Poorly known, with most information having to be interpreted from museum specimens and camera-trap studies. Post-juvenile molt in this species is probably complete (3), and Madge et al. (2) suggested that males attain a dull, adult-like plumage after just 4–6 months; after this molt, immature females may not be distinguishable from adult females (3). Molt duration in this species may not be as prolonged as in Bulwer’s Pheasant (Lophura bulweri), owing to the latter’s larger size and more complex ornaments.

On Borneo, principally known from a camera trap study (3), wherein older juveniles were found in June, while immature males were observed molting in March, June, July, and August. Adult females were molting in July and August, whilst adult males were in molt during May, July–September and December.

On the Thai-Malay Peninsula, of 30 specimens collected in all months excluding June and September, seven exhibited evidence wing molt in March, April, July and October–December, with no indications of seasonal progression (4).

Bare Parts


Generally pale in males , but reportedly more variable in females (3).

Iris and Facial Skin

Iris is red (5, 4, 2, 3). As is common to many species in Asia (see 6), both sexes of Crested Fireback have extensive facial wattles that are bright cobalt blue, but paler (and less extensive) in females.
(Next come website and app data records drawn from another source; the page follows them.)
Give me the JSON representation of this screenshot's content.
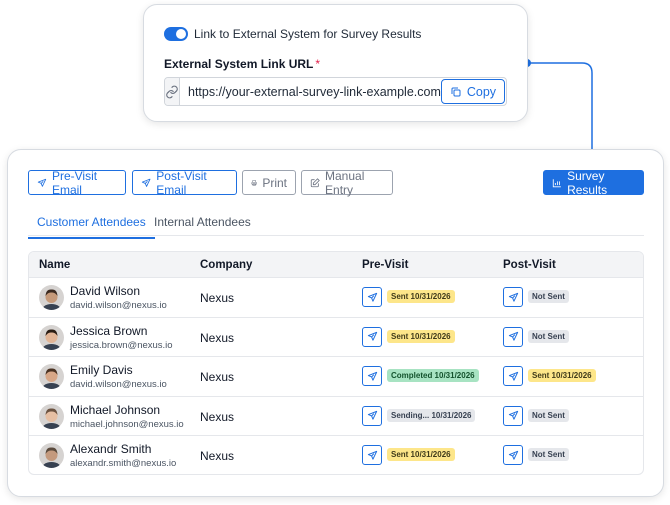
{
  "config": {
    "toggle_label": "Link to External System for Survey Results",
    "url_label": "External System Link URL",
    "required_mark": "*",
    "url_value": "https://your-external-survey-link-example.com",
    "copy_label": "Copy"
  },
  "toolbar": {
    "pre_visit_email": "Pre-Visit Email",
    "post_visit_email": "Post-Visit Email",
    "print": "Print",
    "manual_entry": "Manual Entry",
    "survey_results": "Survey Results"
  },
  "tabs": {
    "customer": "Customer Attendees",
    "internal": "Internal Attendees"
  },
  "table": {
    "headers": {
      "name": "Name",
      "company": "Company",
      "pre_visit": "Pre-Visit",
      "post_visit": "Post-Visit"
    },
    "rows": [
      {
        "name": "David Wilson",
        "email": "david.wilson@nexus.io",
        "company": "Nexus",
        "pre": "Sent 10/31/2026",
        "pre_status": "yellow",
        "post": "Not Sent",
        "post_status": "gray"
      },
      {
        "name": "Jessica Brown",
        "email": "jessica.brown@nexus.io",
        "company": "Nexus",
        "pre": "Sent 10/31/2026",
        "pre_status": "yellow",
        "post": "Not Sent",
        "post_status": "gray"
      },
      {
        "name": "Emily Davis",
        "email": "david.wilson@nexus.io",
        "company": "Nexus",
        "pre": "Completed 10/31/2026",
        "pre_status": "green",
        "post": "Sent 10/31/2026",
        "post_status": "yellow"
      },
      {
        "name": "Michael Johnson",
        "email": "michael.johnson@nexus.io",
        "company": "Nexus",
        "pre": "Sending... 10/31/2026",
        "pre_status": "gray",
        "post": "Not Sent",
        "post_status": "gray"
      },
      {
        "name": "Alexandr Smith",
        "email": "alexandr.smith@nexus.io",
        "company": "Nexus",
        "pre": "Sent 10/31/2026",
        "pre_status": "yellow",
        "post": "Not Sent",
        "post_status": "gray"
      }
    ]
  },
  "colors": {
    "accent": "#1e6fe0",
    "badge_yellow": "#fde68a",
    "badge_green": "#a7e3c2",
    "badge_gray": "#e5e7eb"
  }
}
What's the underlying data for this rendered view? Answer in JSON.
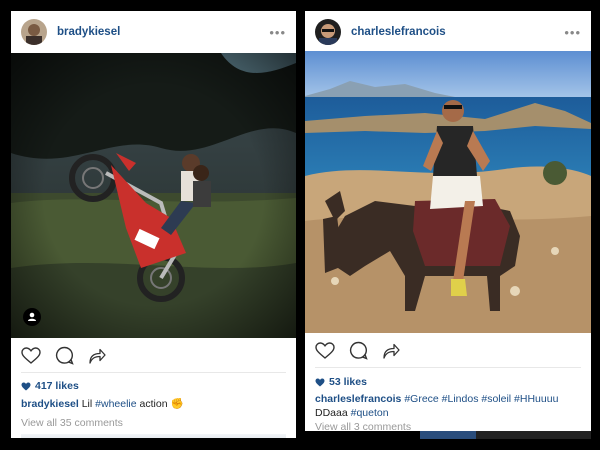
{
  "posts": [
    {
      "username": "bradykiesel",
      "likes": "417 likes",
      "caption_user": "bradykiesel",
      "caption_text_1": "Lil ",
      "caption_tag_1": "#wheelie",
      "caption_text_2": " action ✊",
      "view_all": "View all 35 comments"
    },
    {
      "username": "charleslefrancois",
      "likes": "53 likes",
      "caption_user": "charleslefrancois",
      "caption_tags": "#Grece #Lindos #soleil #HHuuuu",
      "caption_line2": "DDaaa ",
      "caption_tag_last": "#queton",
      "view_all": "View all 3 comments"
    }
  ],
  "colors": {
    "accent": "#1e4f86",
    "muted": "#999999",
    "background": "#000000"
  },
  "icons": [
    "heart-icon",
    "comment-icon",
    "share-icon",
    "more-icon",
    "user-tag-icon"
  ]
}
Tarsi and Toes

Leg color of the male is variable (7, 3), from whitish to gray green, and sometimes pinkish. Spurs on the male are large (mean length 30 mm, n = 16) (3) and pale (5). Female have the legs usually pale brownish and sport no (or only rudimentary spurs) (3), contra the illustration in Phillipps and Phillipps (8).


Linear Measurements

Overall length of males and females 61 cm and 51 cm, respectively (3).

Bornean birds: males 65–70 cm (tail 24–30 cm); females 56–57 cm (tail 15–19 cm).

Malayan birds: males ca. 70 cm (tail 24–29 cm); females 56–57 cm (tail 17–20 cm).

Linear measurements of the nominate subspecies, in mm, from Madge et al. (2):



Wing length



Tail length



Tarsus length



Additional data from Fischer et al. (3) on tail length (mean males 244 mm, females 182 mm) and spur length (mean males 29.5 mm, females 1.7 mm).


Males typically weigh approximately 1.81–2.5 kg (n = 9) and females 1.35–1.6 kg (n = 4) (4). See also Riley (5).

Recommended Citation

Kirwan, G. M., J. del Hoyo, P. J. K. McGowan, N. Collar, D. A. Christie, and P. F. D. Boesman (2021). Crested Fireback (Lophura ignita), version 2.0. In Birds of the World (B. K. Keeney, Editor). Cornell Lab of Ornithology, Ithaca, NY, USA. https://doi.org/10.2173/bow.crefir1.02